Column 2005-9-11 Commentary
First, an administrative note: now that I'm a graduate student, my time has many more demands on it than before, and the recent trend in which my posts become shorter, more erratic, and, I fear, worse is likely to continue. Hopefully all five of my readers will be able to bear up under this crushing blow.
Brooks's latest column demonstrates conclusively that he has gotten over the devastation of Hurrican Katrina. How can one tell? Simple: he is back to spouting Republican talking points, in this case the claim that the failure of the Bush administration to deal effectively with the aftermath of Katrina is not their fault, but instead is due to the fact that government simply can't deal with something like Katrina. The government had a great plan, he says -- well, actually, he spends the first half of the column making fun of the bureaucratic nature of the plan, which makes his sudden approval of it rather surprising -- but government being government, all tangled up in bureaucracy and whatnot, it simply can't implement the plan effectively. This piece of propaganda would be more believable were it not that the implementation of the plan was so obviously screwed up that only a Brooks could believe that it could not have been done better. When the government leaders who are supposed to be in charge of the emergency response are getting information on the situation from the journalists who are interviewing them, it's hard to simply shrug one's shoulders and blame bureacratic inefficency. When the head of Homeland Security doesn't seem to know what he's supposed to do to set the implementation of the plan in motion (or possibly even understand the mechanism under which he acquires the power to do so), one starts to wonder whether, even if government can never be perfect, it can at least be better than this. (In the interests of balance, it must be noted that Tom Delay believes that government is currently running at peak efficiency. Which side of the argument this supports is left to the reader to determine.) When it becomes clear that the top staff of the agency which is intended to deal with situations such as this one was made up almost entirely of political appointees whose qualifications tended to have to do with managing political campaigns rather than natural disasters, and that its head appears to have achieved his position by dint of being the college roommate of the previous agency head, who achieved his position because he was a close associate of the president, one really starts to question whether bureaucracy is entirely at fault here.
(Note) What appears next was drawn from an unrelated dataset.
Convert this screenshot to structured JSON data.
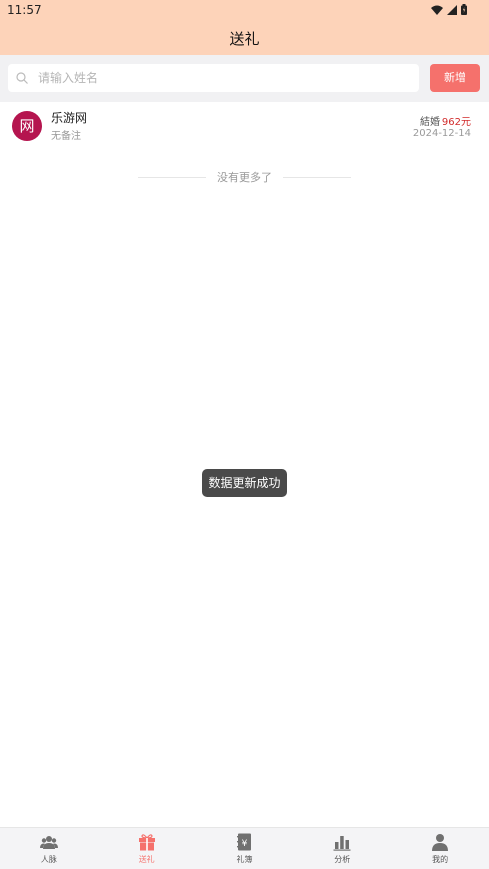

Leaving these questions aside, though, this is a deeply pessimistic theory of government, and one that furthermore seems to be entirely at variance with Bush's, and hence Brooks's, ideas. After all, Bush has run on his ability to do big things with government, most notably keep Americans safe from terrorists. If government is unable to deal with a hurricane, it presumably can't do anything about a terrorist attack. And as for spreading democracy in the Middle East in order to defeat terrorism? If Brooks doesn't believe that it is possible for the American government to coordinate a relief effort to a relatively small area of the United States in a timely fashion, how can he, in good conscience, support a plan to reshape the political landscape of a large, volatile area of the world? Obviously, government would be bound to screw it up. Of course, a Brooksian government would be unable to do anything, except maybe pass tax cuts. Which makes it a perfect government to some movement conservatives, but most people believe government can do more. Even the Dobsons of the world think that government can effectively regulate morality, if nothing else. The fact that Brooks has been reduced to blaming the system for Republican failures -- once again proving that personal responsibility is only for the poor and non-white -- shows just how afraid Republicans are of this latest proof that they are incapable of governing effectively. "You might as well elect me, nobody else will do better anyway" is a slogan that may deter blame in the short run but is hardly likely to inspire confidence in the public.
But it is also worth noting that many movement conservatives truly believe Brooks's thesis -- for instance, everybody has heard Grover Norquists's quote about wanting to shrink government to the size where he could drown it in the bathtub -- and that this belief in the inherent inability of government to do anything is at least partly responsible for the complete incompetence the Bush administration has demonstrated. When people who believe that government can do nothing come into power, their convictions become self-fulfilling. FEMA will never be able to really deal with a big disaster anyway, so why not fill its top ranks with political operatives? The government would only waste this tax money: why not funnel it to major contributors? And when something big goes wrong, well, of course it did: after all, this is the government we're talking about here. Unfortunately for the movement conservatives, most Americans aren't going to simply accept that due to government shortcomings that nobody will ever be able to overcome, there will be nobody to help them for days in the aftermath of a major disaster. It is, hopefully, finally becoming apparent that when you vote for people who don't believe that the government can (or, for that matter, should) help you, you don't get helped. In the face of this fact, Brooks's claim that nobody can help you anyway is unlikely to be popular, especially when it's so obviously wrong. In this way, this column is actually quite encouraging: when the excuses are so poor, the excuse-makers are obviously in trouble.